Based on a new Glassdoor survey, the average U.S. employee only takes half (51%) of their eligible paid time off (the average paid time off is 10 days for full-time professionals according to the Bureau of Labor Statistics). That’s an increase from 2008 when the average time left not taken was three days.
What’s more, when they do pry themselves from their jobs to enjoy a getaway, three in five (61%) admit they still check work email.
We get it. Vacations can be tough on the wallet. One in 10 surveyed by Glassdoor said they used time off to look for another job. Others are afraid to lose their job or are gunning for a raise or promotion.
It’s also hard when you know you’re going to get sucked back in to the office, even while your toes are stuck in the sand. Nearly a quarter (24%) of employees on vacation are contacted by a coworker, and 20% were contacted by their boss about a work-related matter, according to the Glassdoor study.
The reality is, taking all your paid time off is good for your health and productivity. Science says so.
Jessica de Bloom, a researcher from Radboud University in the Netherlands published some findings on longer vacations. Basically, workers who took two weeks or more off to relax and have fun felt great during their time away, but the boost dissipated after returning to work. Disregard these benefits at your own risk, de Bloom told NPR. "It would be a bit like asking, 'Why do we sleep despite the fact that we get tired again?'" We know that sleep is integral to maintaining our brain's physiological function. The experiences had while on vacation, though, have longer lasting effects. And viewing past experiences in a positive light can also affect your current state of happiness.
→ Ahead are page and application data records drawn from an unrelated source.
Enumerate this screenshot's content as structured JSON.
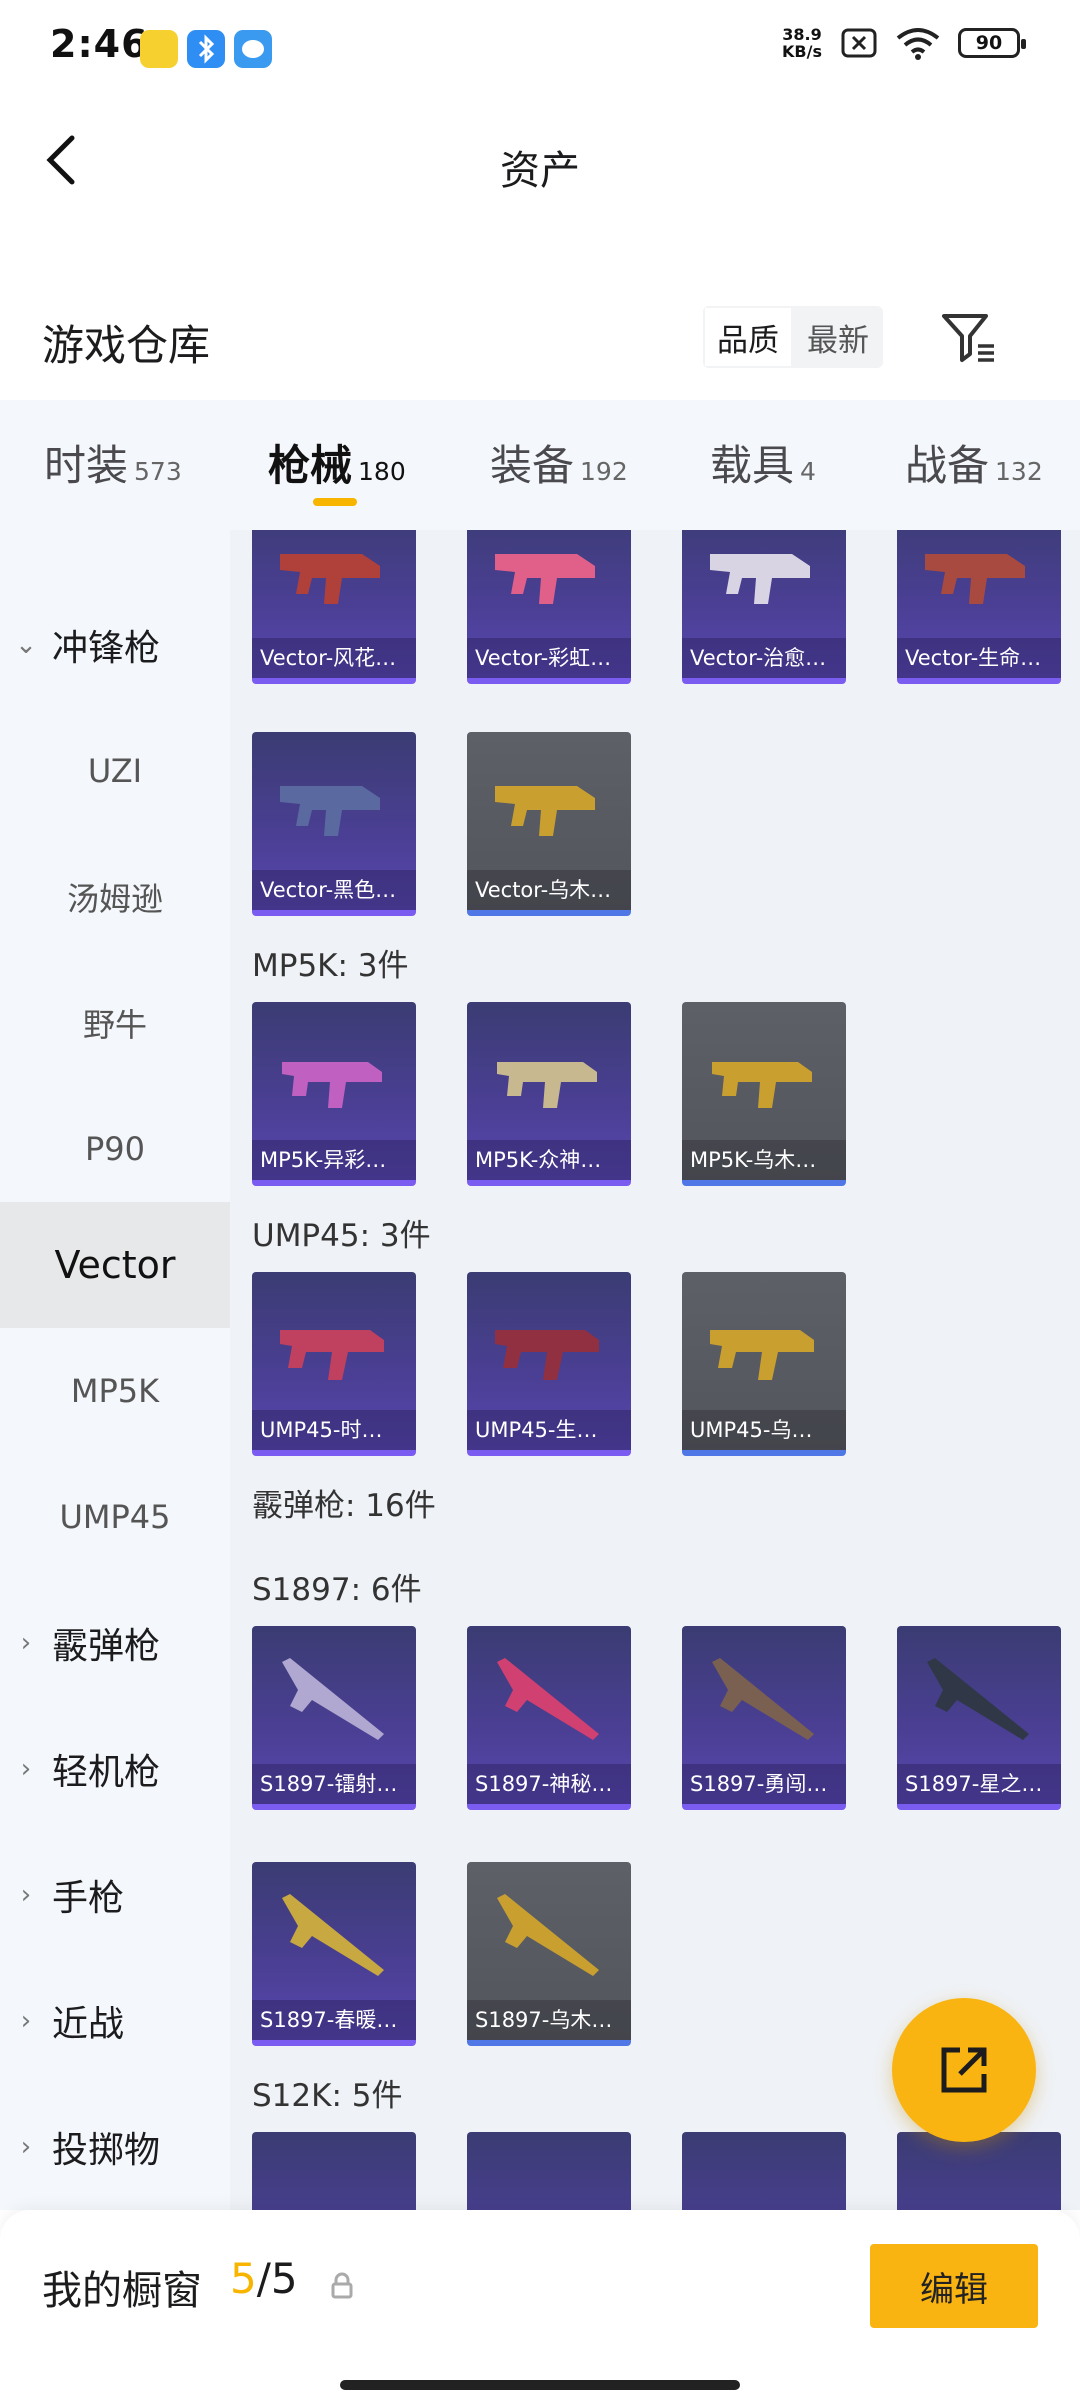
{
  "status": {
    "time": "2:46",
    "net_speed_value": "38.9",
    "net_speed_unit": "KB/s",
    "battery": "90"
  },
  "header": {
    "title": "资产"
  },
  "warehouse": {
    "title": "游戏仓库",
    "sort": [
      "品质",
      "最新"
    ],
    "sort_active": 0
  },
  "tabs": [
    {
      "label": "时装",
      "count": "573"
    },
    {
      "label": "枪械",
      "count": "180",
      "active": true
    },
    {
      "label": "装备",
      "count": "192"
    },
    {
      "label": "载具",
      "count": "4"
    },
    {
      "label": "战备",
      "count": "132"
    }
  ],
  "sidebar": {
    "categories": [
      {
        "label": "冲锋枪",
        "expanded": true
      },
      {
        "label": "霰弹枪"
      },
      {
        "label": "轻机枪"
      },
      {
        "label": "手枪"
      },
      {
        "label": "近战"
      },
      {
        "label": "投掷物"
      }
    ],
    "subs": [
      "UZI",
      "汤姆逊",
      "野牛",
      "P90",
      "Vector",
      "MP5K",
      "UMP45"
    ],
    "active_sub": "Vector"
  },
  "content": {
    "vector_row1": [
      "Vector-风花…",
      "Vector-彩虹…",
      "Vector-治愈…",
      "Vector-生命…"
    ],
    "vector_row2": [
      "Vector-黑色…",
      "Vector-乌木…"
    ],
    "mp5k_header": "MP5K: 3件",
    "mp5k": [
      "MP5K-异彩…",
      "MP5K-众神…",
      "MP5K-乌木…"
    ],
    "ump45_header": "UMP45: 3件",
    "ump45": [
      "UMP45-时…",
      "UMP45-生…",
      "UMP45-乌…"
    ],
    "shotgun_header": "霰弹枪: 16件",
    "s1897_header": "S1897: 6件",
    "s1897_row1": [
      "S1897-镭射…",
      "S1897-神秘…",
      "S1897-勇闯…",
      "S1897-星之…"
    ],
    "s1897_row2": [
      "S1897-春暖…",
      "S1897-乌木…"
    ],
    "s12k_header": "S12K: 5件"
  },
  "showcase": {
    "title": "我的橱窗",
    "current": "5",
    "separator": "/",
    "total": "5",
    "edit_label": "编辑"
  },
  "colors": {
    "accent": "#f7b500",
    "card_purple": "#4b3f95",
    "card_grey": "#5e6068"
  }
}
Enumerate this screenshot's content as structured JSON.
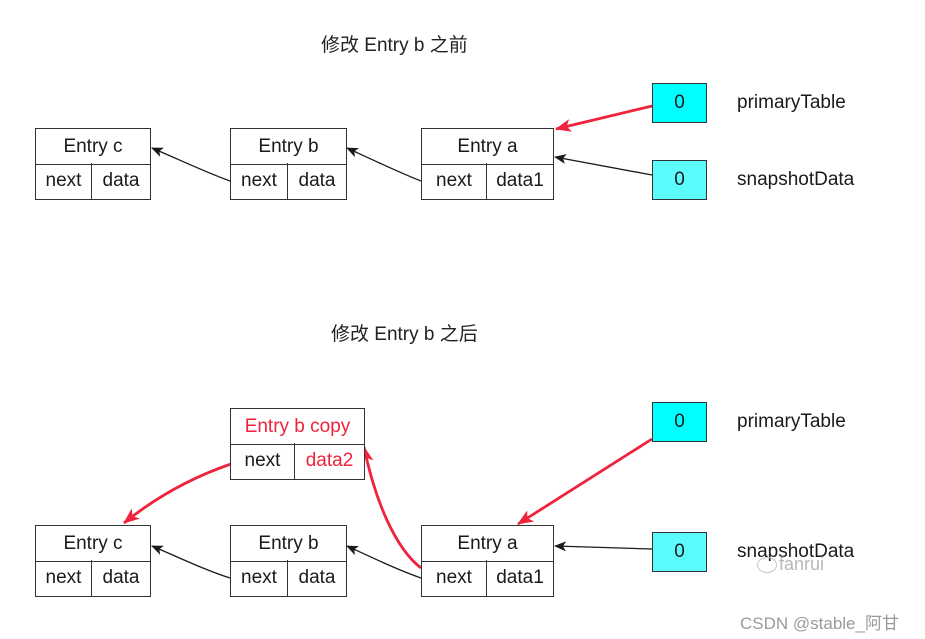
{
  "colors": {
    "pointer_fill_primary": "#00ffff",
    "pointer_fill_snapshot": "#5cfcfc",
    "highlight_red": "#f0233c",
    "line_black": "#1a1a1a"
  },
  "before": {
    "title": "修改 Entry b 之前",
    "nodes": {
      "entry_c": {
        "title": "Entry c",
        "next": "next",
        "data": "data"
      },
      "entry_b": {
        "title": "Entry b",
        "next": "next",
        "data": "data"
      },
      "entry_a": {
        "title": "Entry a",
        "next": "next",
        "data": "data1"
      }
    },
    "pointers": {
      "primary": {
        "value": "0",
        "label": "primaryTable"
      },
      "snapshot": {
        "value": "0",
        "label": "snapshotData"
      }
    }
  },
  "after": {
    "title": "修改 Entry b 之后",
    "nodes": {
      "entry_b_copy": {
        "title": "Entry b copy",
        "next": "next",
        "data": "data2"
      },
      "entry_c": {
        "title": "Entry c",
        "next": "next",
        "data": "data"
      },
      "entry_b": {
        "title": "Entry b",
        "next": "next",
        "data": "data"
      },
      "entry_a": {
        "title": "Entry a",
        "next": "next",
        "data": "data1"
      }
    },
    "pointers": {
      "primary": {
        "value": "0",
        "label": "primaryTable"
      },
      "snapshot": {
        "value": "0",
        "label": "snapshotData"
      }
    }
  },
  "watermarks": {
    "wechat": "fanrui",
    "csdn": "CSDN @stable_阿甘"
  }
}
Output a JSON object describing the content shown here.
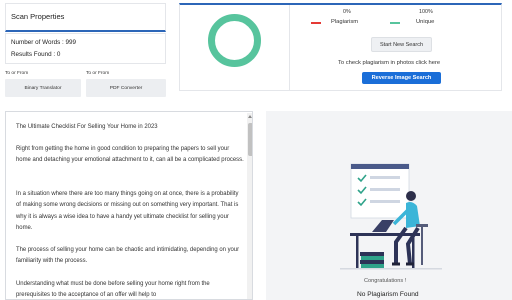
{
  "scan_properties": {
    "title": "Scan Properties",
    "words_label": "Number of Words : 999",
    "results_label": "Results Found : 0"
  },
  "tools": [
    {
      "caption": "To or From",
      "button": "Binary Translator"
    },
    {
      "caption": "To or From",
      "button": "PDF Converter"
    }
  ],
  "result": {
    "plagiarism_pct": "0%",
    "unique_pct": "100%",
    "plagiarism_label": "Plagiarism",
    "unique_label": "Unique",
    "start_button": "Start New Search",
    "photo_hint": "To check plagiarism in photos click here",
    "reverse_button": "Reverse Image Search",
    "unique_fraction": 1.0
  },
  "colors": {
    "accent": "#2c66b8",
    "plagiarism": "#e53935",
    "unique": "#57c49d",
    "reverse_button": "#1a6ed8"
  },
  "document": {
    "paragraphs": [
      "The Ultimate Checklist For Selling Your Home in 2023",
      "Right from getting the home in good condition to preparing the papers to sell your home and detaching your emotional attachment to it, can all be a complicated process.",
      "In a situation where there are too many things going on at once, there is a probability of making some wrong decisions or missing out on something very important. That is why it is always a wise idea to have a handy yet ultimate checklist for selling your home.",
      "The process of selling your home can be chaotic and intimidating, depending on your familiarity with the process.",
      "Understanding what must be done before selling your home right from the prerequisites to the acceptance of an offer will help to"
    ]
  },
  "outcome": {
    "congrats": "Congratulations !",
    "message": "No Plagiarism Found",
    "illustration_icon": "person-at-laptop-checklist-illustration"
  }
}
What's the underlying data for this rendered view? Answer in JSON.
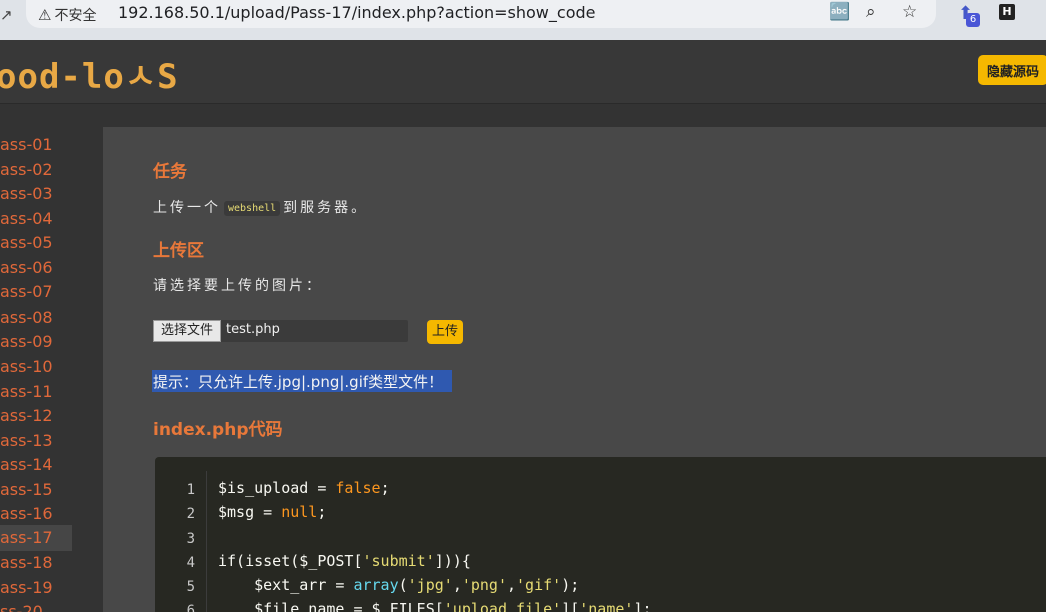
{
  "browser": {
    "insecure_label": "不安全",
    "url": "192.168.50.1/upload/Pass-17/index.php?action=show_code",
    "extension_badge": "6",
    "extension_letter": "H"
  },
  "header": {
    "logo": "ood-loㅅS",
    "hide_code_button": "隐藏源码"
  },
  "sidebar": {
    "items": [
      "ass-01",
      "ass-02",
      "ass-03",
      "ass-04",
      "ass-05",
      "ass-06",
      "ass-07",
      "ass-08",
      "ass-09",
      "ass-10",
      "ass-11",
      "ass-12",
      "ass-13",
      "ass-14",
      "ass-15",
      "ass-16",
      "ass-17",
      "ass-18",
      "ass-19",
      "ss-20"
    ],
    "active_item": "ass-17"
  },
  "main": {
    "task_heading": "任务",
    "task_text_before": "上传一个",
    "task_code": "webshell",
    "task_text_after": "到服务器。",
    "upload_heading": "上传区",
    "choose_prompt": "请选择要上传的图片：",
    "file_button": "选择文件",
    "file_name": "test.php",
    "upload_button": "上传",
    "hint": "提示：只允许上传.jpg|.png|.gif类型文件！",
    "code_heading": "index.php代码"
  },
  "code": {
    "line_numbers": [
      "1",
      "2",
      "3",
      "4",
      "5",
      "6"
    ],
    "l1_var": "$is_upload",
    "l1_op": " = ",
    "l1_kw": "false",
    "l1_end": ";",
    "l2_var": "$msg",
    "l2_op": " = ",
    "l2_kw": "null",
    "l2_end": ";",
    "l4_a": "if(isset(",
    "l4_var": "$_POST",
    "l4_b": "[",
    "l4_str": "'submit'",
    "l4_c": "])){",
    "l5_indent": "    ",
    "l5_var": "$ext_arr",
    "l5_op": " = ",
    "l5_fn": "array",
    "l5_a": "(",
    "l5_s1": "'jpg'",
    "l5_c1": ",",
    "l5_s2": "'png'",
    "l5_c2": ",",
    "l5_s3": "'gif'",
    "l5_end": ");",
    "l6_indent": "    ",
    "l6_var": "$file_name",
    "l6_op": " = ",
    "l6_var2": "$_FILES",
    "l6_b1": "[",
    "l6_s1": "'upload_file'",
    "l6_b2": "][",
    "l6_s2": "'name'",
    "l6_end": "];"
  },
  "colors": {
    "accent": "#f5b800",
    "heading": "#e8783a",
    "sidebar_link": "#e0683a",
    "hint_highlight": "#2f59b0"
  }
}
Besides the obvious injection of happiness that comes from spending time doing something you love, the renowned Framingham Heart Study found that vacations actually reduce the risk of heart disease. Men who didn’t take a vacation for several years were 30% more likely to have heart attacks. Before you think about banking your time off, know that the study found that skipping for just one year could increase your risk of heart disease.
For many of us, time off means time to play—in water, snow, woods, or desert. Stuart Brown, a psychiatrist and founder of the National Institute for Play in California, says active play is necessary to build our brains into responsive, flexible, skilled and more social instruments. All good traits on the job.
Unfortunately, as the workplace rewards the most driven, play time is seen as unproductive or lazy. Scientists discovered that when young rats are deprived of play, their brains don’t develop properly and their cortisol—our stress hormone—stays so high, the rats die.
We’d all like to have more self-control and grit —critical traits that predict success in work and life. To build the kind of mindset that allows you to adapt and thrive, it’s important to learn how to relax. If you don’t Deborah Mulhern says, you won’t be able to in the future. The clinical psychologist told ABC News:
Without time and opportunity to do this, the neural connections that produce feelings of calm and peacefulness become weaker, making it actually more difficult to shift into less-stressed modes. What neuroscience is showing is that we require down time in order for our bodies to go through the process of restoration. It is only when we are safe from external stresses that our bodies can relax enough to activate restoration.
If you're still waffling, here’s a wealth of advice on how to step away from the job and take a restorative break. Your boss will thank you.